At age 30 Diana Trelawny is a great proprietor and landowner, with "a fine old estate, a fine old English house, and a great deal of money". She has made a profession out of managing her large estate, and has no intention of marrying, despite many opportunities. She has numerous dependants, and is generous and affectionate in her way, but is to a certain degree detached - too aware of the little tricks and foibles of those depending on her.
The two dependants closest to Diana are Mrs Norton and her niece Sophy. After Diana sends them to Pisa for Sophy's health (travelling with the rector and his family), she decides in the Spring to join them, and takes a set of rooms in the Palazzo dei Sogni (palace of dreams).

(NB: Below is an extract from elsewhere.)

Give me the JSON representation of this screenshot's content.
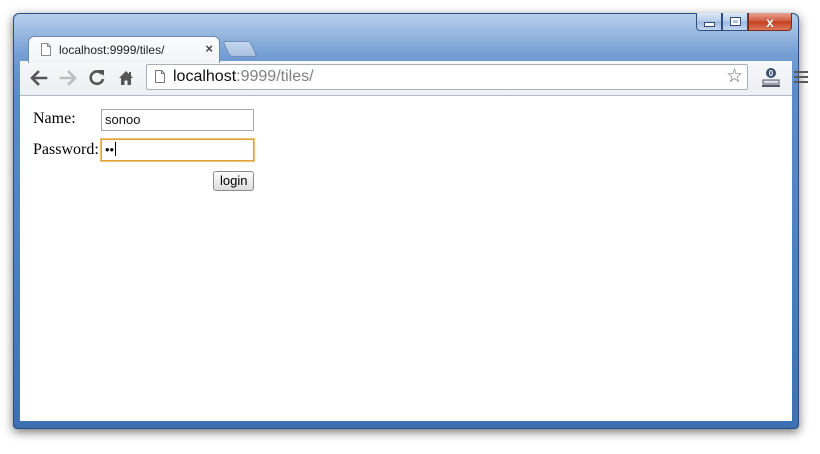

Though she finds herself surrounded mostly by English people, there is also in their circle an Italian Count, Mr Pandolfini. He is a handsome, contemplative man, poor but proud; and he has fallen in love with Diana at first sight. Diana feels drawn to him in some indefinable way. And then, in this little tragicomedy, a great mistake is made.

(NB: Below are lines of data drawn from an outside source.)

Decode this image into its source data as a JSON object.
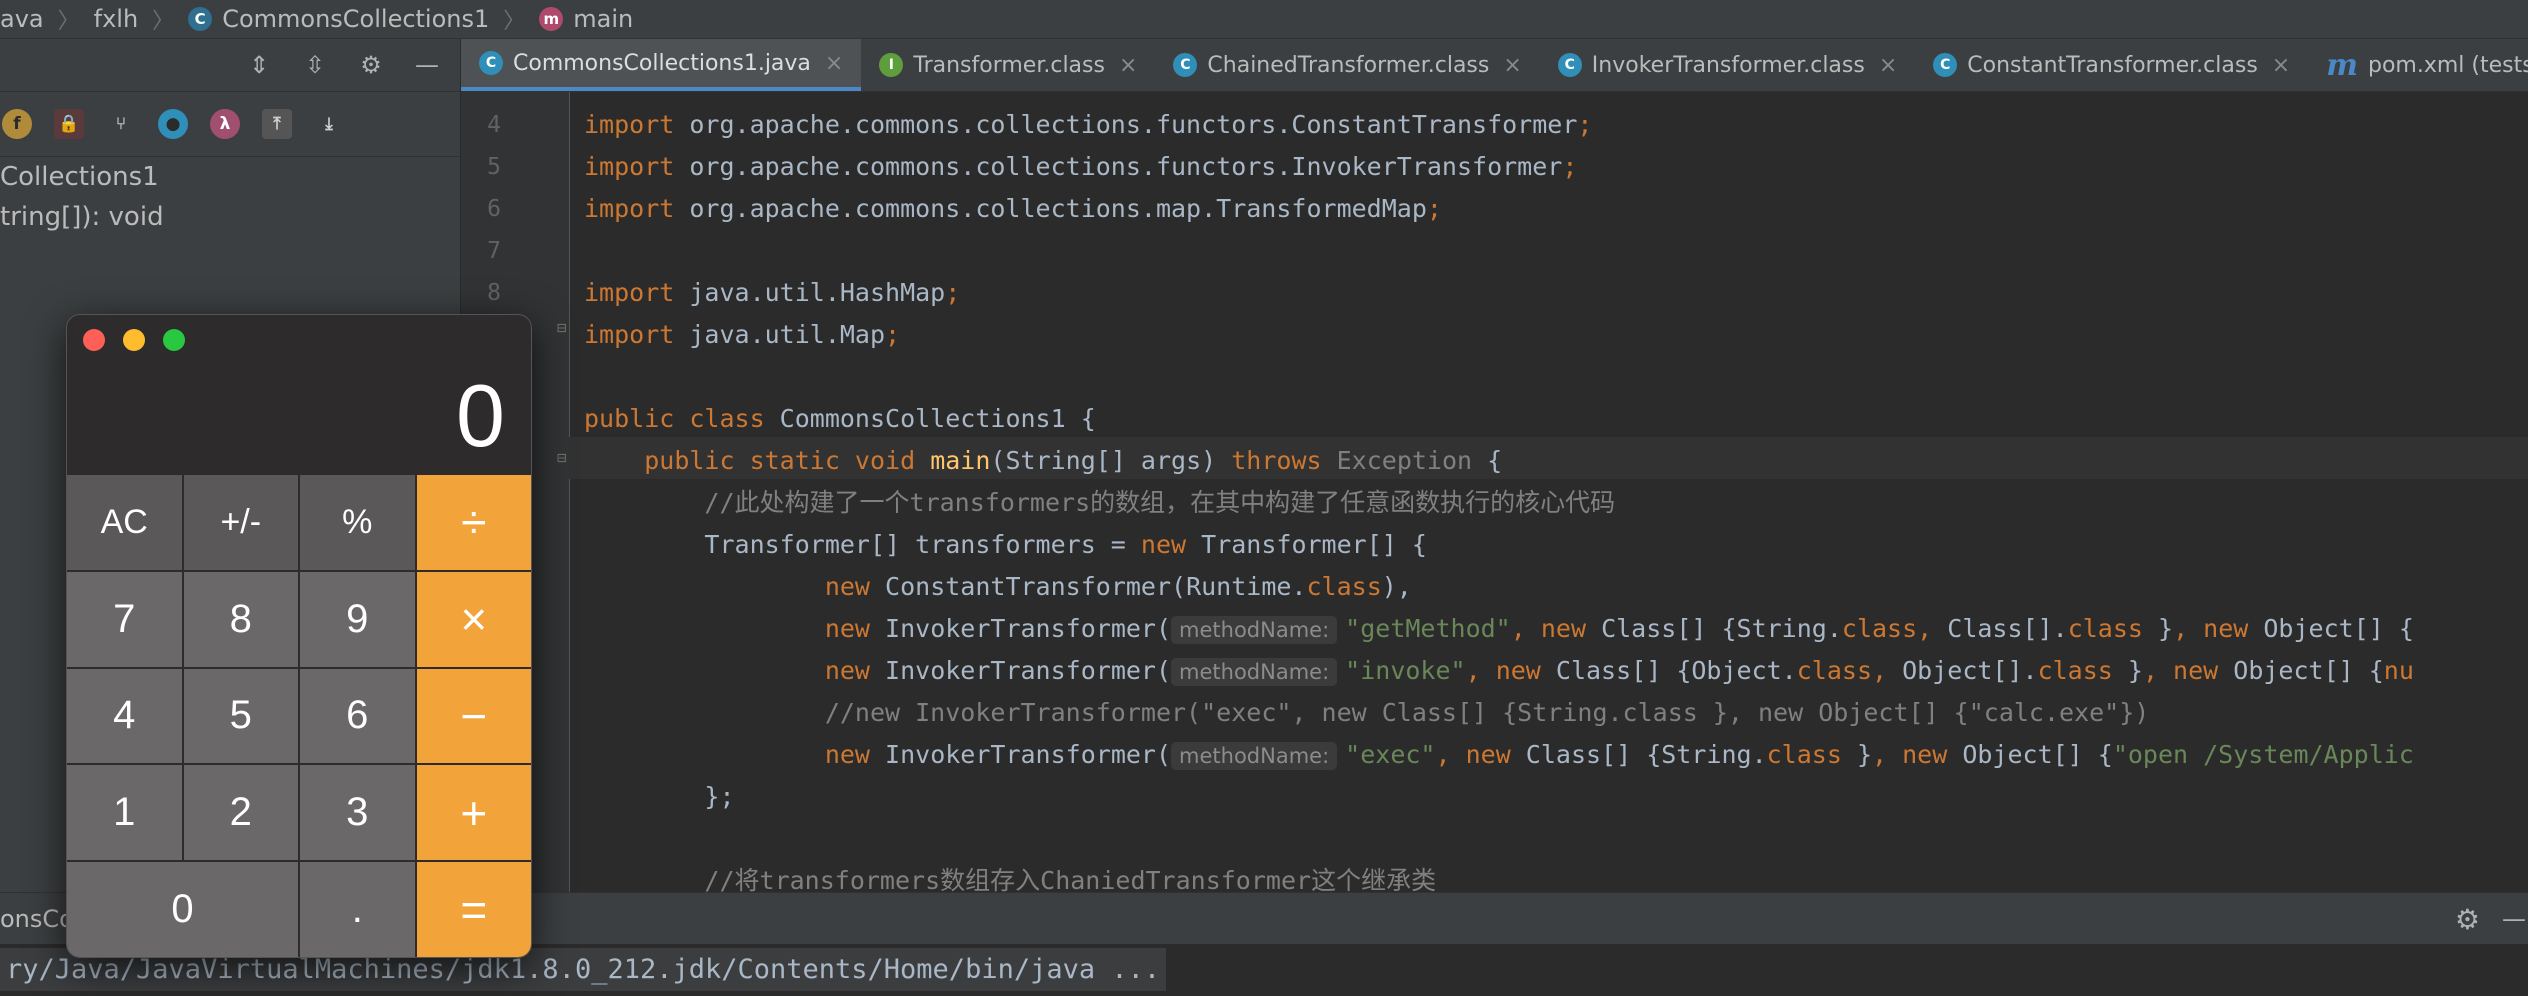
{
  "breadcrumb": {
    "items": [
      "ava",
      "fxlh",
      "CommonsCollections1",
      "main"
    ]
  },
  "structure": {
    "tree": [
      "Collections1",
      "tring[]): void"
    ]
  },
  "tabs": [
    {
      "label": "CommonsCollections1.java",
      "active": true,
      "icon": "C"
    },
    {
      "label": "Transformer.class",
      "active": false,
      "icon": "I"
    },
    {
      "label": "ChainedTransformer.class",
      "active": false,
      "icon": "C"
    },
    {
      "label": "InvokerTransformer.class",
      "active": false,
      "icon": "C"
    },
    {
      "label": "ConstantTransformer.class",
      "active": false,
      "icon": "C"
    },
    {
      "label": "pom.xml (tests)",
      "active": false,
      "icon": "m"
    }
  ],
  "editor": {
    "line_numbers": [
      "4",
      "5",
      "6",
      "7",
      "8"
    ],
    "imports": [
      "org.apache.commons.collections.functors.ConstantTransformer",
      "org.apache.commons.collections.functors.InvokerTransformer",
      "org.apache.commons.collections.map.TransformedMap",
      "java.util.HashMap",
      "java.util.Map"
    ],
    "class_name": "CommonsCollections1",
    "method_name": "main",
    "params": "(String[] args)",
    "exception": "Exception",
    "comment1": "//此处构建了一个transformers的数组，在其中构建了任意函数执行的核心代码",
    "array_decl": "Transformer[] transformers = ",
    "array_type": "Transformer[] {",
    "ctor_constant": "ConstantTransformer(Runtime.",
    "ctor_invoker": "InvokerTransformer(",
    "param_hint": "methodName:",
    "str_getMethod": "\"getMethod\"",
    "str_invoke": "\"invoke\"",
    "str_exec": "\"exec\"",
    "line_getMethod_rest": "Class[] {String.",
    "line_invoke_rest": "Class[] {Object.",
    "comment2": "//new InvokerTransformer(\"exec\", new Class[] {String.class }, new Object[] {\"calc.exe\"})",
    "str_open": "\"open /System/Applic",
    "closing": "};",
    "comment3": "//将transformers数组存入ChaniedTransformer这个继承类"
  },
  "run": {
    "tab_label": "onsCo",
    "command": "ry/Java/JavaVirtualMachines/jdk1.8.0_212.jdk/Contents/Home/bin/java ..."
  },
  "calculator": {
    "display": "0",
    "keys": [
      "AC",
      "+/-",
      "%",
      "÷",
      "7",
      "8",
      "9",
      "×",
      "4",
      "5",
      "6",
      "−",
      "1",
      "2",
      "3",
      "+",
      "0",
      ".",
      "="
    ]
  }
}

Biographical and other notes
This novel was written in 1877, but lay forgotten in a desk drawer at Blackwood's publishing house for almost 15 years!
The title of the first edition is shown above. Two alternative titles used in other editions are Diana: The History of a Great Mistake and Diana Trelawny.